## Task
Return each line of the entries that mentions the word "this".

BEGIN Records provided

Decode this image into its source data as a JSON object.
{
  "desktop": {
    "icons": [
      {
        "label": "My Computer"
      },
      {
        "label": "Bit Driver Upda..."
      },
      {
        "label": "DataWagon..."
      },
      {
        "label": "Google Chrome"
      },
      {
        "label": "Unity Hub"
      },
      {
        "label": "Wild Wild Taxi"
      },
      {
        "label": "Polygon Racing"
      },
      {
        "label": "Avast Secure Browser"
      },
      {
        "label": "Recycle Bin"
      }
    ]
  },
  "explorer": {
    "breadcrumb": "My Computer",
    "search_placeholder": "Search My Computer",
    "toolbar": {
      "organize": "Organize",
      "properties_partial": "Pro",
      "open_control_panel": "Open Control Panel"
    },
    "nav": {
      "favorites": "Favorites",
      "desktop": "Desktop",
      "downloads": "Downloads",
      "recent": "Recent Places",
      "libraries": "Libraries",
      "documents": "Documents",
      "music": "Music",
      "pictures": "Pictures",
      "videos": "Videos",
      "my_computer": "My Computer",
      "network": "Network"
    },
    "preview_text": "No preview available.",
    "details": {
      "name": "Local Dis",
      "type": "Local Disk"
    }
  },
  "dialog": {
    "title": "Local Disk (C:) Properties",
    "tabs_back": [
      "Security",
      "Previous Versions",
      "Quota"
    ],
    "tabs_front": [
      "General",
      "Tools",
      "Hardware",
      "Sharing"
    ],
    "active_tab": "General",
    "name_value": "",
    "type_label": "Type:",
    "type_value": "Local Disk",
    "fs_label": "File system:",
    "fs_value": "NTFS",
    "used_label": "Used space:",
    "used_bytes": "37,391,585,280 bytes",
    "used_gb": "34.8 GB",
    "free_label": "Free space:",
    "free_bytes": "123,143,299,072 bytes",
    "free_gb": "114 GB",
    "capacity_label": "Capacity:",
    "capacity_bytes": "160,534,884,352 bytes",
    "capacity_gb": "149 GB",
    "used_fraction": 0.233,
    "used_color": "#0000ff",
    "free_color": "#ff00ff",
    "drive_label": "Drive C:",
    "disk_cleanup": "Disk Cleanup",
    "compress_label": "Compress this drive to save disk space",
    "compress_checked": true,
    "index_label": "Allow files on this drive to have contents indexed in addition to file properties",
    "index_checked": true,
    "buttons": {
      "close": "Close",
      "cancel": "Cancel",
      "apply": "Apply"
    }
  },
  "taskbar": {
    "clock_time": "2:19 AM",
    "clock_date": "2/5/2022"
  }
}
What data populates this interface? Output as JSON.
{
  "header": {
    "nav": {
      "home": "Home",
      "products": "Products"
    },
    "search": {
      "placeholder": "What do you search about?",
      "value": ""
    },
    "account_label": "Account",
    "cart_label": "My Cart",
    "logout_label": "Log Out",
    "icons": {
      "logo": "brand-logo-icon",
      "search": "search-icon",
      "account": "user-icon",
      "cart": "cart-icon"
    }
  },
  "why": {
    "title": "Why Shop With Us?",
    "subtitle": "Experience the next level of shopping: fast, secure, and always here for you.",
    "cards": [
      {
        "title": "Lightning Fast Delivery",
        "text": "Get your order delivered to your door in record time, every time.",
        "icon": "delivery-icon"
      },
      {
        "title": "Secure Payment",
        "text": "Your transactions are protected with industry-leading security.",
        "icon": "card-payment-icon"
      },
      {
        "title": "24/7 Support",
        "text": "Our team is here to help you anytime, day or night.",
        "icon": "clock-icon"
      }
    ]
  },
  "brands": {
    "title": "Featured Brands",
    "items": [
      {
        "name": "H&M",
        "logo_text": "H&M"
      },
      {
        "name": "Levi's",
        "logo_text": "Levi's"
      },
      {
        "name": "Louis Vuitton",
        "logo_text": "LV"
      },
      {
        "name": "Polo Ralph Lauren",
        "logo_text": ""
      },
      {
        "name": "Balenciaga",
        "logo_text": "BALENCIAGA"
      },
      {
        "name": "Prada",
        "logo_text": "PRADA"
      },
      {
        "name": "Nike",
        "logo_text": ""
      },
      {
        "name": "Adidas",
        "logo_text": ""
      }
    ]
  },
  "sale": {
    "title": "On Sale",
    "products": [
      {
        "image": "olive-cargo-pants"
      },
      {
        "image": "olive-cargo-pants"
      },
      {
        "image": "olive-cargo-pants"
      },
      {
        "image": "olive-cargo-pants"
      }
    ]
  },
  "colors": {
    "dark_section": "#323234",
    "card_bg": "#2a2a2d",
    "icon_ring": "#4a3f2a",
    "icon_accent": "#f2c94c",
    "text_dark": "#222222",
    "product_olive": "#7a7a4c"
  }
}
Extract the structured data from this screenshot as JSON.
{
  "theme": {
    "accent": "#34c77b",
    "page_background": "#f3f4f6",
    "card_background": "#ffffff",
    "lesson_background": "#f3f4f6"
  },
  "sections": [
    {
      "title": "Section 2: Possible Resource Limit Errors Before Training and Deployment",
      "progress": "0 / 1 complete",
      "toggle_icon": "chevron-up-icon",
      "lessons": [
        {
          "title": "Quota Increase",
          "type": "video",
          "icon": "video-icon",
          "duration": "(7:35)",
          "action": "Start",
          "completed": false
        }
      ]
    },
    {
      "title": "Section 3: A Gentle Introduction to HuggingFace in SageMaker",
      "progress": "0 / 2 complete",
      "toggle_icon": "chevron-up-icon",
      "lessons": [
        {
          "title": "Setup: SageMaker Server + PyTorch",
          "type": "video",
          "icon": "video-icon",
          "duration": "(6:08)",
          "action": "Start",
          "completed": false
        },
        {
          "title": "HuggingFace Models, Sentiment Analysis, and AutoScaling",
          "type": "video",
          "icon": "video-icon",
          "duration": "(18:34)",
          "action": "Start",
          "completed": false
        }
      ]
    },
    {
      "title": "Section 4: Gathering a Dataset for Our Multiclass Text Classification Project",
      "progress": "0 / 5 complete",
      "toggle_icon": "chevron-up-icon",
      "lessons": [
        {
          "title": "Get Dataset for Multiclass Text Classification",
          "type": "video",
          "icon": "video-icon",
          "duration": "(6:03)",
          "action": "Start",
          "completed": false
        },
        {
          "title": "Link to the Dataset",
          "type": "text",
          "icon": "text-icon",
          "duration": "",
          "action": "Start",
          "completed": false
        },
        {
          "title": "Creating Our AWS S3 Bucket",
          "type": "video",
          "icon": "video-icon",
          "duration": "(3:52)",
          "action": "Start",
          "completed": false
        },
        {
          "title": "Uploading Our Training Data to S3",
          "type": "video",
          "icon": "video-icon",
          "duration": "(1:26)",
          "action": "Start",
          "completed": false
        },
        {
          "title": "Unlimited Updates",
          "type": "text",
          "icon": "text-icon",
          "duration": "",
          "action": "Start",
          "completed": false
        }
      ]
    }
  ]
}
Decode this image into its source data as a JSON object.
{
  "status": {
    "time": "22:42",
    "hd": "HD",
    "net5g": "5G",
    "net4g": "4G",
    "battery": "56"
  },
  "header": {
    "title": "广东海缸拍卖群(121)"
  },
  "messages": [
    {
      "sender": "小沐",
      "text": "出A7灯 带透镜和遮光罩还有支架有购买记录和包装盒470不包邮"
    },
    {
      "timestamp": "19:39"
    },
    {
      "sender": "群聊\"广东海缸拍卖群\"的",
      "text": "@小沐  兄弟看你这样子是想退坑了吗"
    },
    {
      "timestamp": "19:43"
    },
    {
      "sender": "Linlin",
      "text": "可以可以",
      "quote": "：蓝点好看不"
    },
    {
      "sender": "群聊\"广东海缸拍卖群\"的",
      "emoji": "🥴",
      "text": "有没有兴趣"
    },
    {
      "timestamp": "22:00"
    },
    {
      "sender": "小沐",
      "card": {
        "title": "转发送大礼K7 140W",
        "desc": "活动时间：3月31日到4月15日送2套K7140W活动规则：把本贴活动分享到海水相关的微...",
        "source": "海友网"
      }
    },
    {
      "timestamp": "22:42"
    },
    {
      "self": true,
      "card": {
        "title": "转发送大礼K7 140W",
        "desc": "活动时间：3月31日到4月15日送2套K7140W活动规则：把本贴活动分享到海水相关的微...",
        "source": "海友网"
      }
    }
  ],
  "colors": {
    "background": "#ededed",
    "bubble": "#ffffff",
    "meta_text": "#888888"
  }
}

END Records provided

## Answer
Decode this image into its source data as a JSON object.
    "compress_label": "Compress this drive to save disk space",
    "index_label": "Allow files on this drive to have contents indexed in addition to file properties",
What data populates this interface? Output as JSON.
Extract the structured data from this screenshot as JSON.
Decode this image into its source data as a JSON object.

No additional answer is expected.